IDIS/REL/PJUS 165 Lifewalk of Justice: Introduction to Peace and Justice
In this course students will be encouraged to identify and analyze (in)justice in our own lives, communities and world. In addition to course readings, we will use the contemplative practices of memoir and walking as resources for critical thinking. A majority of the course will involve students developing responses to (in)justice through various projects that reflect students’ own passion and design, including academic, artistic, political, social, service-oriented, and personal responses. (M3)
2nd and 3rd Courses in Religion, Peace and Justice (2 courses required)
Students will choose two (2) from among the following courses in the department of Global Religions that focus on the nexus of religion, peace and justice. Additional course may be added to the list as they become available according to faculty interest and development:
||Women, Religion and Film
||Christian Ethics, War and Just Peacemaking
||Buddhism and Mindfulness
||Advanced Topics in Ethics: Abortion
|Religion/PJUS/HT:P/IDIS/Nursing 260; SEPC 832
||Moral Injury: A Public Health Crisis
||Jewish and Christian Feminism
||What is Peace?
||Religion and Politics
||War and Peace in the Biblical World
||Liberation Theology with Travel Seminar
||Civil Rights and the Moral Life
||The Problem of Evil
||Philosophy of Law
4th Course Structures and Ideas (1 course required)
Students choose one course in the applied analysis of peace and justice issues in specific social, political, economic, and cultural systems; and/or on how peace and justice are theorized. These courses may be changed and added too in accordance with faculty interest in this program.
||Artists as Activists
||Culture, Community, Diversity: Introduction to Cultural Diversity
||Writing And/As Activism
||Native American Literature
||Experience of Literature: War in the 20th and 21st centuries
||World Geography and Global Issues
||Immigration, Exile and Internal Displacement in Latin American and Latino Literature
||Music and the Social Conscience
||Japan: Experiencing Culture, Peacebuilding, History
|Political Science/PJUS 115
|Political Science/PJUS 120
||Introduction to Political Thinking
|Political Science/PJUS 210
||US Workers in the New Globalized Economy
|Political Science/PJUS 245
||Politics of the Third World
|Political Science/WGSS/PJUS 257
||Politics of Women's Rights in Asia
|Political Science/WGSS/PJUS 260
||Critical Gender Studies
|Political Science/PJUS 327
||Politics of Developing Nations
||Psychology of Activism
||Segregation in America: The Legacy of Jim Crow
||Agency, Citizenship and Identity in the Southern Cone
Required 5th Course:
PJUS 385 Internship/Peace and Justice Praxis.
This course will round out the minor by connecting students' previous learning with concrete practice. Students may choose a form of community service, work with a non-profit or other community organization, or some other form of "hands on" learning with an emphasis on justice and peace-building that suits the particular design of their educational direction in the minor. Prior to beginning the course, students will write a rationale to explain why their proposed practicum fits into the minor's framework; this must be approved by the director before the student proceeds.
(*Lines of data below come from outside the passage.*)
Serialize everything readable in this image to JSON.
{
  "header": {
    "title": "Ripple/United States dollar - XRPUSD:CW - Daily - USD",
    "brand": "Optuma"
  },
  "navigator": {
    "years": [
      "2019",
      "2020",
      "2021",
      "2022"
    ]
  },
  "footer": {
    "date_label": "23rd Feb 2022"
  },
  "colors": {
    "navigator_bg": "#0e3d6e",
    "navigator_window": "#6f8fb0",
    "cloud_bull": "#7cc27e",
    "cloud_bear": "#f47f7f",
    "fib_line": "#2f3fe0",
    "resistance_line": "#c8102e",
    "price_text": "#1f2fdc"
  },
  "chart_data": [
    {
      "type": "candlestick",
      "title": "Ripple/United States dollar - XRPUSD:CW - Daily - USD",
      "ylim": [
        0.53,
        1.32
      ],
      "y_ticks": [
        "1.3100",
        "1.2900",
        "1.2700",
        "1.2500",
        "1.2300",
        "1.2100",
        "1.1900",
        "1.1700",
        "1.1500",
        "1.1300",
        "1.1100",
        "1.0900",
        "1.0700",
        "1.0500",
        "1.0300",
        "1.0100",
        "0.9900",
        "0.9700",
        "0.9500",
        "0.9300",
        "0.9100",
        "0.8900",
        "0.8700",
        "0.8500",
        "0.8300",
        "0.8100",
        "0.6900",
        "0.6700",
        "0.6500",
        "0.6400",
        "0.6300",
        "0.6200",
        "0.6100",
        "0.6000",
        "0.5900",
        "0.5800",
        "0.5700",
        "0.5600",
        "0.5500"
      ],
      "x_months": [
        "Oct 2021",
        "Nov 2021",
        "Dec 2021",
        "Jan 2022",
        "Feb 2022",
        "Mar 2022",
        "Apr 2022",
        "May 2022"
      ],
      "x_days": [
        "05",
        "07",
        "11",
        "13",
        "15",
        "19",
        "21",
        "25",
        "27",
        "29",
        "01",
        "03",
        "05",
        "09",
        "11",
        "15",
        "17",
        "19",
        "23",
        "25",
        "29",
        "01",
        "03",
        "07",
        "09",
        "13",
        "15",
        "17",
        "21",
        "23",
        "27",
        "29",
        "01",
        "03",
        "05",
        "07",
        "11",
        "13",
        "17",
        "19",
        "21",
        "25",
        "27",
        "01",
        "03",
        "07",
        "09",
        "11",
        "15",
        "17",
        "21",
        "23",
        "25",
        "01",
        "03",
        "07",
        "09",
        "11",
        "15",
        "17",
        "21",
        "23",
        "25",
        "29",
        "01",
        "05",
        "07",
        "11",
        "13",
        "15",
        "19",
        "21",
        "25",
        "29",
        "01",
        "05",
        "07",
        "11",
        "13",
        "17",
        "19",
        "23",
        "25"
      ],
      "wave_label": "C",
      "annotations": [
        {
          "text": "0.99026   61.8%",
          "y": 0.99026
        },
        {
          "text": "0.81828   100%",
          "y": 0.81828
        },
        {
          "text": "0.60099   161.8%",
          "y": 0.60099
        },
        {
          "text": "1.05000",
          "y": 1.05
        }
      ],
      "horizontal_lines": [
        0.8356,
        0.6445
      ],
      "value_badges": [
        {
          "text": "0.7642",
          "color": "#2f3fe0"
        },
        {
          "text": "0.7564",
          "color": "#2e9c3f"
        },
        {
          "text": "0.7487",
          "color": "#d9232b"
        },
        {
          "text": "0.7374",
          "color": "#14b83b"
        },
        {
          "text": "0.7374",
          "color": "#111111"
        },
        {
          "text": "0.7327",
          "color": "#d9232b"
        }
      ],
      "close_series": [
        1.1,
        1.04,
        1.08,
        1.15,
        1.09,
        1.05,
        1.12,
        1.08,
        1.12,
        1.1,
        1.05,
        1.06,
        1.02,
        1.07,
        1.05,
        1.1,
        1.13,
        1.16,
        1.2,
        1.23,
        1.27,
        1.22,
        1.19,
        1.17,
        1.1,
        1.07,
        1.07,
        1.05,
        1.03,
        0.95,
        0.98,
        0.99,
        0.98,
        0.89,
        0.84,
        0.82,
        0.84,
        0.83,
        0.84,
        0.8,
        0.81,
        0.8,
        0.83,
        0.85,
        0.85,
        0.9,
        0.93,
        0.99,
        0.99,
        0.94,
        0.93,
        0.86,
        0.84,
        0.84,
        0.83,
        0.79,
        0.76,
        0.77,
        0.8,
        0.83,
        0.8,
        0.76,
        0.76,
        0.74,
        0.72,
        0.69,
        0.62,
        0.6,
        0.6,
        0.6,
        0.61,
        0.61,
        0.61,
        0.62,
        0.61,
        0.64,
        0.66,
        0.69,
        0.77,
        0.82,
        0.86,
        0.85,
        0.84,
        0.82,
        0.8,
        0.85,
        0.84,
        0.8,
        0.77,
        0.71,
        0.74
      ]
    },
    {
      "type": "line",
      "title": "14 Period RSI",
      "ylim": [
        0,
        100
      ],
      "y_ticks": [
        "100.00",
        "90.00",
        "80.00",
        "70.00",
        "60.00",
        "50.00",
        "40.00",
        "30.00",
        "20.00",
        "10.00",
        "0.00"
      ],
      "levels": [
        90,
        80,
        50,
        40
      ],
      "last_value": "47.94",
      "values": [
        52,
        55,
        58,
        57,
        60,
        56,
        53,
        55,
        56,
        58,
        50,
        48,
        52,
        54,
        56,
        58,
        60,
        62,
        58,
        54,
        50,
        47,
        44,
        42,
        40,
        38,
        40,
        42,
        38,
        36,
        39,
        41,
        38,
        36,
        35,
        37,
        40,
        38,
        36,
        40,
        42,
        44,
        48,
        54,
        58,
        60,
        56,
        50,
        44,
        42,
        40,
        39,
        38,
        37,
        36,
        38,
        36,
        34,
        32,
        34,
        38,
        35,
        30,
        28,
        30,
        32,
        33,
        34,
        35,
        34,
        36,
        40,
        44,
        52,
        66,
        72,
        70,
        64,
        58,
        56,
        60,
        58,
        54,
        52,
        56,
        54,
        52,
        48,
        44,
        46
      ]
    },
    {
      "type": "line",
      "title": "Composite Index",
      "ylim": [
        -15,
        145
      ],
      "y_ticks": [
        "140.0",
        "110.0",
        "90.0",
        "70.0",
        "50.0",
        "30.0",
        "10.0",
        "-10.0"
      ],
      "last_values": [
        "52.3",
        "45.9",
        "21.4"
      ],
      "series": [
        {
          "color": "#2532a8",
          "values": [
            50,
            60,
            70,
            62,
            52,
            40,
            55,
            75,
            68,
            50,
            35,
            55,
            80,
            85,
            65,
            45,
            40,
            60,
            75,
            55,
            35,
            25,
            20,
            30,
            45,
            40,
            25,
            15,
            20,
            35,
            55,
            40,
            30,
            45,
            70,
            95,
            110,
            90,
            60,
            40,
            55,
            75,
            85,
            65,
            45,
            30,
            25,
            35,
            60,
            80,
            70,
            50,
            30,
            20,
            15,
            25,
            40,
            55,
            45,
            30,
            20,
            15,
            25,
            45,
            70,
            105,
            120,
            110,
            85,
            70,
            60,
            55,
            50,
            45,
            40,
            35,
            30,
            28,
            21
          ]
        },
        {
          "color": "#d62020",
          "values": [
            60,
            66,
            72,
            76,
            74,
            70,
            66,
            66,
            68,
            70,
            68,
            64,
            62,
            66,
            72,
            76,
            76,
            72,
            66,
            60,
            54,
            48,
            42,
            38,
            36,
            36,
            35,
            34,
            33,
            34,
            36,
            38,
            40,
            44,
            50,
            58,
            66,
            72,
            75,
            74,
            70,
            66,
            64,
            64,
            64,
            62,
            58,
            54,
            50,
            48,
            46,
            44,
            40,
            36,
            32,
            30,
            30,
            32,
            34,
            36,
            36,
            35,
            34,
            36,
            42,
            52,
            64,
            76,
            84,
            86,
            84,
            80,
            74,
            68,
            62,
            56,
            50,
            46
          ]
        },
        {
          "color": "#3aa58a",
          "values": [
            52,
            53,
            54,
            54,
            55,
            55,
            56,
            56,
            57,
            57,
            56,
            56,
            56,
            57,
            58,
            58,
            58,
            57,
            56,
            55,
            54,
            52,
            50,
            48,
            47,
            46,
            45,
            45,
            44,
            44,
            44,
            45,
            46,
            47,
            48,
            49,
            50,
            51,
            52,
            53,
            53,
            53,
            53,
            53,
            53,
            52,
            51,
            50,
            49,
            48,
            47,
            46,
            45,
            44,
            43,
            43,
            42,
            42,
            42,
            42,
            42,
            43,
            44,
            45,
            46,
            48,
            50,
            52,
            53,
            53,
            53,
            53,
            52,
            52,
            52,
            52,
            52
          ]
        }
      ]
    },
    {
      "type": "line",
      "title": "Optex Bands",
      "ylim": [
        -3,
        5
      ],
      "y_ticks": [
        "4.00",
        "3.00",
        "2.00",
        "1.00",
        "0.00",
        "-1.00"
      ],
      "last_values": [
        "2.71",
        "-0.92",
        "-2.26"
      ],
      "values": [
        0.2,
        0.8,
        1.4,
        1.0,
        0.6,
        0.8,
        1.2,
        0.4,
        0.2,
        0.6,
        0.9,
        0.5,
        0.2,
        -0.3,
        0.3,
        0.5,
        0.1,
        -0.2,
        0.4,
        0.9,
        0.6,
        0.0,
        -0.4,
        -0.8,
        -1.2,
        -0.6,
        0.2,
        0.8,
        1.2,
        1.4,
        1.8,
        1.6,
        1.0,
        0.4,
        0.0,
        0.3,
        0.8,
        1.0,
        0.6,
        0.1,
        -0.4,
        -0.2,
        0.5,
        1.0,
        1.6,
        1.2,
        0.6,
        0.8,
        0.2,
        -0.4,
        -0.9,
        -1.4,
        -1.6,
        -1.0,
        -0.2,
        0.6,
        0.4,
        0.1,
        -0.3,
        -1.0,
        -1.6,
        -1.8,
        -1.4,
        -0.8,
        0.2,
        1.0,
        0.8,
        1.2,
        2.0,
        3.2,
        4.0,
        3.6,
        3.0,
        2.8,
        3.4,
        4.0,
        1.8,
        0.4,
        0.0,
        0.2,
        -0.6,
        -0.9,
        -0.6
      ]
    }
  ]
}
It is the student's responsibility to ensure that he or she meets all course prerequisites before selecting courses from the above lists to complete the minor.
PJUS 265 Japan: Experiencing Culture, Peacebuilding, History.
This course consists of a two-week travel seminar to Japan along with pre- and post-trip reading, reflection, writing, and discussion. Students will be exposed to the rich history and culture of Japan while also experiencing contemporary Japanese society. Students will explore Japanese culture through studying the continuing legacy of war and of the atomic bombings of Hiroshima and Nagaski. Yearly focus on the course will change in accordance with different faculty leaders. Students will have opportunities to learn alongside Japanese student peers from Moravian partner institutions. Current partners include Osaka Ohtani University and Nagaski University (M5).
PJUS 190-199, 290-299, 390-399. Special Topics.
PJUS 286, 381-383. Independent Study.
PJUS 384. Independent Research.
PJUS 288, 386-388. Internship.
PJUS 400-401. Honors.